Steering wheel locking devices like The Club®, have been around for decades. The Club® was originally invented by a Korean War veteran who was inspired by his military days when he and his fellow soldiers would secure vehicle steering wheels with metal chains.
Today there are several “knock-off” versions of The Club® on the market and depending on the manufacturer they come in different shapes, sizes, and colors. The basic concept for all these devices are the same: When affixed to a vehicle’s steering wheel they are designed to prevent the vehicle from turning more than a few degrees in any direction which makes it impossible for a thief to drive the vehicle very far away. The original Club® website explains it best when it says: “If you can’t steer it, you can’t steal it.™”
Steering Wheel Locking Devices as a Deterrent to Vehicle Theft.
These devices are also intended to serve as a visual deterrent to would-be car thieves. The theory is that a thief cruising a parking lot or street looking for a car to steal will avoid cars with a steering wheel locking device and turn their attention to a vehicle without one as they are easier to steal. There is even some thought that upon seeing a steering wheel locking device on a vehicle, thieves are deterred from even breaking into the vehicle.
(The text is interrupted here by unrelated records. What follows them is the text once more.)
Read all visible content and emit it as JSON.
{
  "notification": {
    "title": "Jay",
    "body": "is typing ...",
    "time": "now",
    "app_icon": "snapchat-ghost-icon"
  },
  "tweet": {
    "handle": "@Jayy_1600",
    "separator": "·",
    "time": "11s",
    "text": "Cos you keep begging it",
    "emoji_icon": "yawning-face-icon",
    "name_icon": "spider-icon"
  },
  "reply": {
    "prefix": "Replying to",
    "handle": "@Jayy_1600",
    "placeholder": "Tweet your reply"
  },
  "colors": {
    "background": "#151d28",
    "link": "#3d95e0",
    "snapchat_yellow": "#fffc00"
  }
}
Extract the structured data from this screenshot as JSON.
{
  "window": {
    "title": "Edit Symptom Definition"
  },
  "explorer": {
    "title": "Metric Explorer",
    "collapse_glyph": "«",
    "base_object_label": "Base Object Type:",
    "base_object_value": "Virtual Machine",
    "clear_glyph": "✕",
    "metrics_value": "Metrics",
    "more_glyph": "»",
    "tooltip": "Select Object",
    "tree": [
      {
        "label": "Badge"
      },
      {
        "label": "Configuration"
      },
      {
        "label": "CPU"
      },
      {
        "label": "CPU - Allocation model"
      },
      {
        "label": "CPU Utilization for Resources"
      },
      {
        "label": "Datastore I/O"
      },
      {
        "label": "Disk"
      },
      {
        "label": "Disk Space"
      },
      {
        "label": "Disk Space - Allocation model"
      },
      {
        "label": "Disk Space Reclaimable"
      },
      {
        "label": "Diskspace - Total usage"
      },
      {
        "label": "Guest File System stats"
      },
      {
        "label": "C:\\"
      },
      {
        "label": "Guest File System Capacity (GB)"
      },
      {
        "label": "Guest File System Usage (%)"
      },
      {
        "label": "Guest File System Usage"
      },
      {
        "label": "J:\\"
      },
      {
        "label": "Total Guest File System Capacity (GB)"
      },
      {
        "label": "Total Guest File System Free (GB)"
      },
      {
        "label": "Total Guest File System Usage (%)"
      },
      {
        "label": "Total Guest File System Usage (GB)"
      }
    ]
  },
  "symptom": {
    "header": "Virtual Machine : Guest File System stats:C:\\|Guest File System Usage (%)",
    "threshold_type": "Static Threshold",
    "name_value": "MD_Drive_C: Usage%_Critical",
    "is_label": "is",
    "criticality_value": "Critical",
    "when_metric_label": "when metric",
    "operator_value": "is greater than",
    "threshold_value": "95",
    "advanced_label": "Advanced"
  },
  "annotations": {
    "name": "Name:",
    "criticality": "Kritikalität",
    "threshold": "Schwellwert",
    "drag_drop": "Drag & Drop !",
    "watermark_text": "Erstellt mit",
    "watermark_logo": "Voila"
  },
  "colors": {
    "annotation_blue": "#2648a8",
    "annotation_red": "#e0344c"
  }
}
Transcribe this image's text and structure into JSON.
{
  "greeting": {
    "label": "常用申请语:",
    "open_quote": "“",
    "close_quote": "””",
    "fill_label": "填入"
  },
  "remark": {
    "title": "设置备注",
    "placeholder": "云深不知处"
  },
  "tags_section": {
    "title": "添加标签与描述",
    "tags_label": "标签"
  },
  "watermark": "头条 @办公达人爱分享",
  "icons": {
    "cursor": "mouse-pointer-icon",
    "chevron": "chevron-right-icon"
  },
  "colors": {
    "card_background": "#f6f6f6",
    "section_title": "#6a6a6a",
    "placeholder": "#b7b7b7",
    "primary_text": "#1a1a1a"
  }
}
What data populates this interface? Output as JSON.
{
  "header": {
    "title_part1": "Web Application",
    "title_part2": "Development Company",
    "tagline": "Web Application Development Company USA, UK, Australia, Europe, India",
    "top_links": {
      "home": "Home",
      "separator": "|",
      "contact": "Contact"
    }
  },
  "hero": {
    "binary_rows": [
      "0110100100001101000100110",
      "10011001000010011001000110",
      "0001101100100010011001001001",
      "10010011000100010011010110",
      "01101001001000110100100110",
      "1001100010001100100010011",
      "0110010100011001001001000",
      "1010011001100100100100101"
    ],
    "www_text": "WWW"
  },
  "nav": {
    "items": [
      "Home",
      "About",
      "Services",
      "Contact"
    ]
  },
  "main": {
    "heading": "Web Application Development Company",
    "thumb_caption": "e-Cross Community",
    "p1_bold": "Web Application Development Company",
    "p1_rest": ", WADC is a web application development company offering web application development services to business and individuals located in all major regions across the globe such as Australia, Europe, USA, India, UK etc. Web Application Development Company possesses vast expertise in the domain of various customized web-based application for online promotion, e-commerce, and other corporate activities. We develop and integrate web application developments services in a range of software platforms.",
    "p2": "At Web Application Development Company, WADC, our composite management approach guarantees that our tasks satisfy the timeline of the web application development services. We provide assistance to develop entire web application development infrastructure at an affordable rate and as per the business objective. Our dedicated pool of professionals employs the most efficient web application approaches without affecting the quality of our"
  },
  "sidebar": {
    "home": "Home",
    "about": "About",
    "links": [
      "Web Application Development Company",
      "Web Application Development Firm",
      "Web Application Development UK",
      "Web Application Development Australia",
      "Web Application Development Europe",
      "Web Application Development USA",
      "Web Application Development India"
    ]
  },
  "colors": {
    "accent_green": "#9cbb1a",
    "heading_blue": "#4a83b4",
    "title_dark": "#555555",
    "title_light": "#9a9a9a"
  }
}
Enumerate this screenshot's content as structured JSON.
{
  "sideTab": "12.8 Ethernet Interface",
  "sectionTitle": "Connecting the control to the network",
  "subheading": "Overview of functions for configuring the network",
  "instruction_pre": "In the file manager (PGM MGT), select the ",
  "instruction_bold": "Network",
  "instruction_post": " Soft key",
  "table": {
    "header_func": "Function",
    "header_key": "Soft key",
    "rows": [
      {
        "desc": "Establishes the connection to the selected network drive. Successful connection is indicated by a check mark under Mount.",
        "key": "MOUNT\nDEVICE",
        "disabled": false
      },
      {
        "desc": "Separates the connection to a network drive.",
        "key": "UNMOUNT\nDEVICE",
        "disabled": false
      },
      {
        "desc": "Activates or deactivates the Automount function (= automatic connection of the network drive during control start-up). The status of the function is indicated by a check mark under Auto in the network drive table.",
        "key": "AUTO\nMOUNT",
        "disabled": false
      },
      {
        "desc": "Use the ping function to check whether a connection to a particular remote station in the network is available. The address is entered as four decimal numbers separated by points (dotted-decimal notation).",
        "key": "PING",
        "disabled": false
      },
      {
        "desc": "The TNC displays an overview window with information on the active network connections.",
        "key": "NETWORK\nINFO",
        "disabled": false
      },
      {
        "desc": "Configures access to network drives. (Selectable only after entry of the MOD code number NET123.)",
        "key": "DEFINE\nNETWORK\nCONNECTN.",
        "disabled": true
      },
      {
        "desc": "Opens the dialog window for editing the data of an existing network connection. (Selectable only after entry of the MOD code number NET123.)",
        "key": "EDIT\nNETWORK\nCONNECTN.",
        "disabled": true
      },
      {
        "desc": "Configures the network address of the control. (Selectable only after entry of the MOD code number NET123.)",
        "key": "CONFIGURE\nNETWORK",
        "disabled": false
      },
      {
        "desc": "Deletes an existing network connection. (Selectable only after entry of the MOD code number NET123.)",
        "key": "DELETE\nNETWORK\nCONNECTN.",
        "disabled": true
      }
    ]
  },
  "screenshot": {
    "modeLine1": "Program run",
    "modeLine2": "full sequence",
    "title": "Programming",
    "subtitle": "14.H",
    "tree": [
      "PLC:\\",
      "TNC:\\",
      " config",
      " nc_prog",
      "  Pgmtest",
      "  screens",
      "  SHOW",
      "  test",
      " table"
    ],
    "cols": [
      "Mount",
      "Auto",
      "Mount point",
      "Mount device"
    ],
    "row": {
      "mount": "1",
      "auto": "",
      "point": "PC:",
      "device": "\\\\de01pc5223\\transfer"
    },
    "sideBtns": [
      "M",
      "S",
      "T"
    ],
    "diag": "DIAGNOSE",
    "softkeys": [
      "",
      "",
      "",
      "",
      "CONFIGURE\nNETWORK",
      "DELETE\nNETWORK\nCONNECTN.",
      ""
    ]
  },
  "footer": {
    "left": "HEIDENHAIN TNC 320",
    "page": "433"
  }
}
This sounds logical, but is it true? Are vehicles that are protected by steering wheel locking devices less likely to be stolen than other vehicles without such a device?
There seems to be no reliable statistics, but I believe there is some truth to the assertion that vehicles with steering wheel locking devices are stolen less than vehicles without them. I spent 34 years working as a police officer. During that time I took hundreds of stolen vehicle reports and recovered hundreds of stolen vehicles – sometimes with the thief still behind the wheel. I never encountered a vehicle that had a steering wheel device on it that was stolen.
Critics of steering wheel devices abound. They point out that professional car thieves can defeat these devices by various means. I am sure they can. And, this is true of any security device or system. But the vast majority of car thieves are not professionals. Nationwide somewhere around 70% of all vehicles are stolen by joy riders, drug addicts, and other assorted opportunistic street criminals. As ingenious as some of these crooks can sometimes be, the vast majority of them are not walking around carrying hack saws with carbon tipped blades, heavy-duty bolt cutters, sophisticated lock picking tools, or other equipment that might be capable of defeating today’s much improved steering wheel locking devices.
Layered Security is the Key to Protecting Your Vehicle
The principal of layered security is well established in the physical security discipline. It refers to security systems that use multiple components to protect a person, place, or thing. No matter how good any single security device or system is, there will always be someone smarter than the people who designed it who will inevitably figure out how to defeat it.
But, that doesn’t mean that you should make it easy for an opportunistic thief to steal your car or truck. Layered security for a vehicle starts with locking your car every time you park it – even if you just park it for a few minutes while you go into a Quick-E-Mart. It means using some common sense about where you park your vehicle and not leaving valuables inside that can lure a thief to your car. It means having an alarm system and in the case of high value vehicles, maybe installing a fog security system or ignition kill switch. And, it also means using a simple and inexpensive steering wheel locking device every time you park your vehicle. That’s what I do.
Like all security devices, steering wheel locks are not undefeatable but they serve as an additional deterrent to vehicle theft. They are inexpensive and, when faithfully used as part of a layered security approach, they can be quite effective.